What to produce: Each record that follows must be printed exactly as given.

----

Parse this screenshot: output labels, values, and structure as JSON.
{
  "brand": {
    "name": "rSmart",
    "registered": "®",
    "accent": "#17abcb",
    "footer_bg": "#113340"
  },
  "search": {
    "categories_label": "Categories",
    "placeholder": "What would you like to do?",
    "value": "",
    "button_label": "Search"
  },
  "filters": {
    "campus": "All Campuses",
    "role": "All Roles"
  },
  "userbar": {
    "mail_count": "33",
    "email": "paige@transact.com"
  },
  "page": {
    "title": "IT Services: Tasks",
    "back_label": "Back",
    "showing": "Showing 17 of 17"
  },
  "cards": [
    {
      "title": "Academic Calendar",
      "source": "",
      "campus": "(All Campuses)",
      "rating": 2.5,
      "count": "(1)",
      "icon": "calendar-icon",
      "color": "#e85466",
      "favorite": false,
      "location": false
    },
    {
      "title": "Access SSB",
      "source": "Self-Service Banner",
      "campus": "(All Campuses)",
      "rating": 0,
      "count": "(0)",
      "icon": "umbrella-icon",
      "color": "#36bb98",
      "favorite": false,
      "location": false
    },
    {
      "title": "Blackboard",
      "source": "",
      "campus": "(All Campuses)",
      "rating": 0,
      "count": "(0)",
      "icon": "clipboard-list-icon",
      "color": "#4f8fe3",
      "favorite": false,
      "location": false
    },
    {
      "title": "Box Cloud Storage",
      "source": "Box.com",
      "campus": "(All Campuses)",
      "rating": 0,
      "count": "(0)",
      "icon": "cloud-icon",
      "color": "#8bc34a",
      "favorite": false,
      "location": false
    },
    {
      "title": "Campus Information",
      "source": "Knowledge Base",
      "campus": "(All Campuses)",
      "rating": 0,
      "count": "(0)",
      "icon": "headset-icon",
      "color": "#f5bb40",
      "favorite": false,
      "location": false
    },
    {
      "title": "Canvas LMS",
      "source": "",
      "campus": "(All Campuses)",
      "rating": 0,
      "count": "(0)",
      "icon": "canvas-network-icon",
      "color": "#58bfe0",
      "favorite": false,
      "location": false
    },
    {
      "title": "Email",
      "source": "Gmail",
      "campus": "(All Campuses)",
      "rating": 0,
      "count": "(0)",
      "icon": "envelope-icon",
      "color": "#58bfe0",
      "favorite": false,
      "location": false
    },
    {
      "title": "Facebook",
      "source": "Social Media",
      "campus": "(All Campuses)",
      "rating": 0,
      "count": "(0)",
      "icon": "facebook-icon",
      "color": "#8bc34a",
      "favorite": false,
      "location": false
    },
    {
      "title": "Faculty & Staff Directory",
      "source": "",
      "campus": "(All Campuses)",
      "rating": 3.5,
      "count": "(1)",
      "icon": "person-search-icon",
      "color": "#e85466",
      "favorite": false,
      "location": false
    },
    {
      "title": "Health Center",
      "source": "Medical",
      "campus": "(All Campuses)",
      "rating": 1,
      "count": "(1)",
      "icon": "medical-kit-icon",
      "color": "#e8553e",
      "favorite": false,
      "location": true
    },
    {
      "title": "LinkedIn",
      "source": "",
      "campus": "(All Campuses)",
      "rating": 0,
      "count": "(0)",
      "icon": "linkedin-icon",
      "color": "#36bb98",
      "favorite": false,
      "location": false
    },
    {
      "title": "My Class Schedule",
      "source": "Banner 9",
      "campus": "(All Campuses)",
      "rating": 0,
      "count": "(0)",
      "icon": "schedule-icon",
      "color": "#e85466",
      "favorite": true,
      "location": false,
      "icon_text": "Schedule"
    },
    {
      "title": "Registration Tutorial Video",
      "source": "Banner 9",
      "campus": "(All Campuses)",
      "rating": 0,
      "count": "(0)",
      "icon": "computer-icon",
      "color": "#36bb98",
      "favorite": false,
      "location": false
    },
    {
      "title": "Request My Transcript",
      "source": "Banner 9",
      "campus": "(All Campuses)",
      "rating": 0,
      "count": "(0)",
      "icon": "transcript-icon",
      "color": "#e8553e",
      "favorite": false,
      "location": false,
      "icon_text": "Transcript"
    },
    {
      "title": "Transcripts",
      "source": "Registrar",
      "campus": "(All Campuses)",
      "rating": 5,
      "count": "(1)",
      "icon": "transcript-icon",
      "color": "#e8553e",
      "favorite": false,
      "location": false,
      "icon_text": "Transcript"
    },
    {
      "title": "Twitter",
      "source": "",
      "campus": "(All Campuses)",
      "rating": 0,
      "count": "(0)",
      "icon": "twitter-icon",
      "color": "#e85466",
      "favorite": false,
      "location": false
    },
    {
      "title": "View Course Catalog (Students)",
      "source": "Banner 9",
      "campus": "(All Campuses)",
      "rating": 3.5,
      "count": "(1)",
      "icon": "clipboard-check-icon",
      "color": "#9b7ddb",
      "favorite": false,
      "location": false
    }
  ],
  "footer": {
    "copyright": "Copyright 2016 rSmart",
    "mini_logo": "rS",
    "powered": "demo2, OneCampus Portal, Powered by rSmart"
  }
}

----

Result:
Parse this screenshot: output labels, values, and structure as JSON.
{
  "brand": {
    "name": "rSmart",
    "registered": "®",
    "accent": "#17abcb",
    "footer_bg": "#113340"
  },
  "search": {
    "categories_label": "Categories",
    "placeholder": "What would you like to do?",
    "value": "",
    "button_label": "Search"
  },
  "filters": {
    "campus": "All Campuses",
    "role": "All Roles"
  },
  "userbar": {
    "mail_count": "33",
    "email": "paige@transact.com"
  },
  "page": {
    "title": "IT Services: Tasks",
    "back_label": "Back",
    "showing": "Showing 17 of 17"
  },
  "cards": [
    {
      "title": "Academic Calendar",
      "source": "",
      "campus": "(All Campuses)",
      "rating": 2.5,
      "count": "(1)",
      "icon": "calendar-icon",
      "color": "#e85466",
      "favorite": false,
      "location": false
    },
    {
      "title": "Access SSB",
      "source": "Self-Service Banner",
      "campus": "(All Campuses)",
      "rating": 0,
      "count": "(0)",
      "icon": "umbrella-icon",
      "color": "#36bb98",
      "favorite": false,
      "location": false
    },
    {
      "title": "Blackboard",
      "source": "",
      "campus": "(All Campuses)",
      "rating": 0,
      "count": "(0)",
      "icon": "clipboard-list-icon",
      "color": "#4f8fe3",
      "favorite": false,
      "location": false
    },
    {
      "title": "Box Cloud Storage",
      "source": "Box.com",
      "campus": "(All Campuses)",
      "rating": 0,
      "count": "(0)",
      "icon": "cloud-icon",
      "color": "#8bc34a",
      "favorite": false,
      "location": false
    },
    {
      "title": "Campus Information",
      "source": "Knowledge Base",
      "campus": "(All Campuses)",
      "rating": 0,
      "count": "(0)",
      "icon": "headset-icon",
      "color": "#f5bb40",
      "favorite": false,
      "location": false
    },
    {
      "title": "Canvas LMS",
      "source": "",
      "campus": "(All Campuses)",
      "rating": 0,
      "count": "(0)",
      "icon": "canvas-network-icon",
      "color": "#58bfe0",
      "favorite": false,
      "location": false
    },
    {
      "title": "Email",
      "source": "Gmail",
      "campus": "(All Campuses)",
      "rating": 0,
      "count": "(0)",
      "icon": "envelope-icon",
      "color": "#58bfe0",
      "favorite": false,
      "location": false
    },
    {
      "title": "Facebook",
      "source": "Social Media",
      "campus": "(All Campuses)",
      "rating": 0,
      "count": "(0)",
      "icon": "facebook-icon",
      "color": "#8bc34a",
      "favorite": false,
      "location": false
    },
    {
      "title": "Faculty & Staff Directory",
      "source": "",
      "campus": "(All Campuses)",
      "rating": 3.5,
      "count": "(1)",
      "icon": "person-search-icon",
      "color": "#e85466",
      "favorite": false,
      "location": false
    },
    {
      "title": "Health Center",
      "source": "Medical",
      "campus": "(All Campuses)",
      "rating": 1,
      "count": "(1)",
      "icon": "medical-kit-icon",
      "color": "#e8553e",
      "favorite": false,
      "location": true
    },
    {
      "title": "LinkedIn",
      "source": "",
      "campus": "(All Campuses)",
      "rating": 0,
      "count": "(0)",
      "icon": "linkedin-icon",
      "color": "#36bb98",
      "favorite": false,
      "location": false
    },
    {
      "title": "My Class Schedule",
      "source": "Banner 9",
      "campus": "(All Campuses)",
      "rating": 0,
      "count": "(0)",
      "icon": "schedule-icon",
      "color": "#e85466",
      "favorite": true,
      "location": false,
      "icon_text": "Schedule"
    },
    {
      "title": "Registration Tutorial Video",
      "source": "Banner 9",
      "campus": "(All Campuses)",
      "rating": 0,
      "count": "(0)",
      "icon": "computer-icon",
      "color": "#36bb98",
      "favorite": false,
      "location": false
    },
    {
      "title": "Request My Transcript",
      "source": "Banner 9",
      "campus": "(All Campuses)",
      "rating": 0,
      "count": "(0)",
      "icon": "transcript-icon",
      "color": "#e8553e",
      "favorite": false,
      "location": false,
      "icon_text": "Transcript"
    },
    {
      "title": "Transcripts",
      "source": "Registrar",
      "campus": "(All Campuses)",
      "rating": 5,
      "count": "(1)",
      "icon": "transcript-icon",
      "color": "#e8553e",
      "favorite": false,
      "location": false,
      "icon_text": "Transcript"
    },
    {
      "title": "Twitter",
      "source": "",
      "campus": "(All Campuses)",
      "rating": 0,
      "count": "(0)",
      "icon": "twitter-icon",
      "color": "#e85466",
      "favorite": false,
      "location": false
    },
    {
      "title": "View Course Catalog (Students)",
      "source": "Banner 9",
      "campus": "(All Campuses)",
      "rating": 3.5,
      "count": "(1)",
      "icon": "clipboard-check-icon",
      "color": "#9b7ddb",
      "favorite": false,
      "location": false
    }
  ],
  "footer": {
    "copyright": "Copyright 2016 rSmart",
    "mini_logo": "rS",
    "powered": "demo2, OneCampus Portal, Powered by rSmart"
  }
}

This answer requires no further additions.